┌────────

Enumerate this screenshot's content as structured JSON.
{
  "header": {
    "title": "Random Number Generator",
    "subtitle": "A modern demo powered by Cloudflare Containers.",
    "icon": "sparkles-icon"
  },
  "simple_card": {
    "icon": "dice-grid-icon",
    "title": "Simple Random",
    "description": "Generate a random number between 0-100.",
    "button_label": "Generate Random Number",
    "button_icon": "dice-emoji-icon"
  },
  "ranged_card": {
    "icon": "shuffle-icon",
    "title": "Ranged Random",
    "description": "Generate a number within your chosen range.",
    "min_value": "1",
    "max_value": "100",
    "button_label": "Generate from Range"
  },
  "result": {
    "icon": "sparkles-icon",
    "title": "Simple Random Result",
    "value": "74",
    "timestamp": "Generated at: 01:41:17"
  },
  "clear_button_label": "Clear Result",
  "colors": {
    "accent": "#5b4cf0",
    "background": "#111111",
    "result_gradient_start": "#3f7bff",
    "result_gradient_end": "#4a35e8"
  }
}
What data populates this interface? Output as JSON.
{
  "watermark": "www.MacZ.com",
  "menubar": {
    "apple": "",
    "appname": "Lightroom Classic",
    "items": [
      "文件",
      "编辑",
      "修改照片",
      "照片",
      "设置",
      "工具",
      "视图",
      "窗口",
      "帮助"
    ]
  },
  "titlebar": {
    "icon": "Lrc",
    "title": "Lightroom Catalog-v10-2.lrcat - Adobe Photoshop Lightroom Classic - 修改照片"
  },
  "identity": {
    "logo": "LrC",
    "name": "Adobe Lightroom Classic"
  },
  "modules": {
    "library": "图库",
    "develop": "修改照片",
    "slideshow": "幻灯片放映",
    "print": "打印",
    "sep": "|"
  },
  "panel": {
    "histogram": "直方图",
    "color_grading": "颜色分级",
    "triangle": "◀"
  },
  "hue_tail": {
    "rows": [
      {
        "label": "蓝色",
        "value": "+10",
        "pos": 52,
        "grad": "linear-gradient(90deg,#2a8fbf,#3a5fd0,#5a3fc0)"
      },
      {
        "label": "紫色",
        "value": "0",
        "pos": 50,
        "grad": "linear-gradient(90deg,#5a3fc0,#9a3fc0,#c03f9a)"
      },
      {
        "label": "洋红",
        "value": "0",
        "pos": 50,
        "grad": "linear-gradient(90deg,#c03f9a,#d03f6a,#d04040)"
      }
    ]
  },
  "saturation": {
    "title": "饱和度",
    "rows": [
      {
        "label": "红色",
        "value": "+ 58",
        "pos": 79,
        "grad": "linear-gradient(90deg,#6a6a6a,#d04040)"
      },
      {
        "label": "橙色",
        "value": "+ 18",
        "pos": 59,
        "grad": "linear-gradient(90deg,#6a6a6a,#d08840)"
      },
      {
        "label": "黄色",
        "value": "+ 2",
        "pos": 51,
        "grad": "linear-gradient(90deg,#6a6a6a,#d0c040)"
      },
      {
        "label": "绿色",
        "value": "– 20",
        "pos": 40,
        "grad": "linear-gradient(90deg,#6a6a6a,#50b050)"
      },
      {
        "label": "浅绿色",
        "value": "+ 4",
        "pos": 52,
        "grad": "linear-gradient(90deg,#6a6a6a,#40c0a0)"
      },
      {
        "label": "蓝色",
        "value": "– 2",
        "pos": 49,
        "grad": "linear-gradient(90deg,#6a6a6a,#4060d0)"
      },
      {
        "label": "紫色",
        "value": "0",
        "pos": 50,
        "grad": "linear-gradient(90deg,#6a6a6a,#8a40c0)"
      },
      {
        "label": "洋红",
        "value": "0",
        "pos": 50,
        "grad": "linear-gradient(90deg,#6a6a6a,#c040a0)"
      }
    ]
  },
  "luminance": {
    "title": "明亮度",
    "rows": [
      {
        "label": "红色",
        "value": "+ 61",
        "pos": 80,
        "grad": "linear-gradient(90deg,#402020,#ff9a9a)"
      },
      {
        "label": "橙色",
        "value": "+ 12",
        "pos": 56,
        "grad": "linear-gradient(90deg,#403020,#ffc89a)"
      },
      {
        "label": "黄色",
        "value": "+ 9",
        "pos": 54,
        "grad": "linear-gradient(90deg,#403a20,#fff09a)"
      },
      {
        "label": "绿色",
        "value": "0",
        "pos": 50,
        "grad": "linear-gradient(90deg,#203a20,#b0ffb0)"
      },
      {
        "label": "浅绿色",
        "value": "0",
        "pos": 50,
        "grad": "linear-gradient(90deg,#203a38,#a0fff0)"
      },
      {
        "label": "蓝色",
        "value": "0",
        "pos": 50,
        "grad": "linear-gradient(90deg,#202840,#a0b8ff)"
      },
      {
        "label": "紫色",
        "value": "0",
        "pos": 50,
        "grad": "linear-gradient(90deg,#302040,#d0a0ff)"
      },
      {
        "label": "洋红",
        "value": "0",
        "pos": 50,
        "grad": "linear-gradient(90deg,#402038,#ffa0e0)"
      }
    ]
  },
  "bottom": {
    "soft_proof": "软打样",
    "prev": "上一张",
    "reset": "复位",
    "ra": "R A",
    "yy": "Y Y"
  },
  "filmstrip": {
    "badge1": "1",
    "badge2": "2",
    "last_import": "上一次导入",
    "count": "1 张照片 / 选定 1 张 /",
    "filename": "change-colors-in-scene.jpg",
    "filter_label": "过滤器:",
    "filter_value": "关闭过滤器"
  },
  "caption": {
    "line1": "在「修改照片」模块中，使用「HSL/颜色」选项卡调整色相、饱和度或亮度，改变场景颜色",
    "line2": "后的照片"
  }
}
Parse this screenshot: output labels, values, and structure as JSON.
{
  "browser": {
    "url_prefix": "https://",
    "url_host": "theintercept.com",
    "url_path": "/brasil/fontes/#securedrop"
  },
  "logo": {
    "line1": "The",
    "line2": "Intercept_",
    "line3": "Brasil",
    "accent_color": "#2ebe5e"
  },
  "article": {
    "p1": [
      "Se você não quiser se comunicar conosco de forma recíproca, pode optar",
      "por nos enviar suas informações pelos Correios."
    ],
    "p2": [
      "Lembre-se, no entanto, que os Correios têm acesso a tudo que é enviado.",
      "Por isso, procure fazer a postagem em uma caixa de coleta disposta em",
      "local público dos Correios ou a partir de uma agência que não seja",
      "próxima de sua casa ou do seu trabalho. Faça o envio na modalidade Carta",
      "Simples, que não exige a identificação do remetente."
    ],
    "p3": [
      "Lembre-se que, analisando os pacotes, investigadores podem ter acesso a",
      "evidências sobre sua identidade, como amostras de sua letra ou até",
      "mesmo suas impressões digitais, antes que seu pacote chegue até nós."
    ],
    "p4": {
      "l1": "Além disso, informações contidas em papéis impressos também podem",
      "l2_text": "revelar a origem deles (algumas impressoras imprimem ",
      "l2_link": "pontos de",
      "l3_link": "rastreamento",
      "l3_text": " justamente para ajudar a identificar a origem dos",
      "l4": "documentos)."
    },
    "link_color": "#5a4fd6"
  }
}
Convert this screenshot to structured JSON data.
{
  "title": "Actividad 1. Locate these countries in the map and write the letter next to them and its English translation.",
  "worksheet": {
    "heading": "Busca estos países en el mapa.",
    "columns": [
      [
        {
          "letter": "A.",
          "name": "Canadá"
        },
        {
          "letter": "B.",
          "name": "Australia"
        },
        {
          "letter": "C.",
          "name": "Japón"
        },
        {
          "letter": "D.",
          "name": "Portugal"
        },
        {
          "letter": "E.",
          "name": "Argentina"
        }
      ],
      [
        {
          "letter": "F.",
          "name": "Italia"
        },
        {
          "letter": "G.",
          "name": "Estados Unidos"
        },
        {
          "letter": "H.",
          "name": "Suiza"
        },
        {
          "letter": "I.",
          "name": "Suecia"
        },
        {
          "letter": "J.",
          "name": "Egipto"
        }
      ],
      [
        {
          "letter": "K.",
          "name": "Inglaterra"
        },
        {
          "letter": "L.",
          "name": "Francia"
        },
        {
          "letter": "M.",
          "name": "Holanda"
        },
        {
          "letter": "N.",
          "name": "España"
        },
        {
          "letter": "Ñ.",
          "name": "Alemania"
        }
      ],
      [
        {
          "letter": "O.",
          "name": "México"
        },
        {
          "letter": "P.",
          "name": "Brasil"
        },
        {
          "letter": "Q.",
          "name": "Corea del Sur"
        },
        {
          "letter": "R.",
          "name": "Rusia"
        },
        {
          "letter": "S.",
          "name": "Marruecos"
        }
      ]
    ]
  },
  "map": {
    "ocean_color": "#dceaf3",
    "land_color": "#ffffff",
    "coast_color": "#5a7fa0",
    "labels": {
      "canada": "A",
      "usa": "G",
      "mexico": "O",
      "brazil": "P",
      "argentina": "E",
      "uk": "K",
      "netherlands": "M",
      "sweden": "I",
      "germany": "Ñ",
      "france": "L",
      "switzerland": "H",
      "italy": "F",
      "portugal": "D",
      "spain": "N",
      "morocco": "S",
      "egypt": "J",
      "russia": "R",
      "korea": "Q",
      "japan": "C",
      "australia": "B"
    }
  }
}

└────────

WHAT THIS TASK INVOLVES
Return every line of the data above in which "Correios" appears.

OUTPUT FOR THIS EXERCISE
      "por nos enviar suas informações pelos Correios."
      "Lembre-se, no entanto, que os Correios têm acesso a tudo que é enviado.",
      "local público dos Correios ou a partir de uma agência que não seja",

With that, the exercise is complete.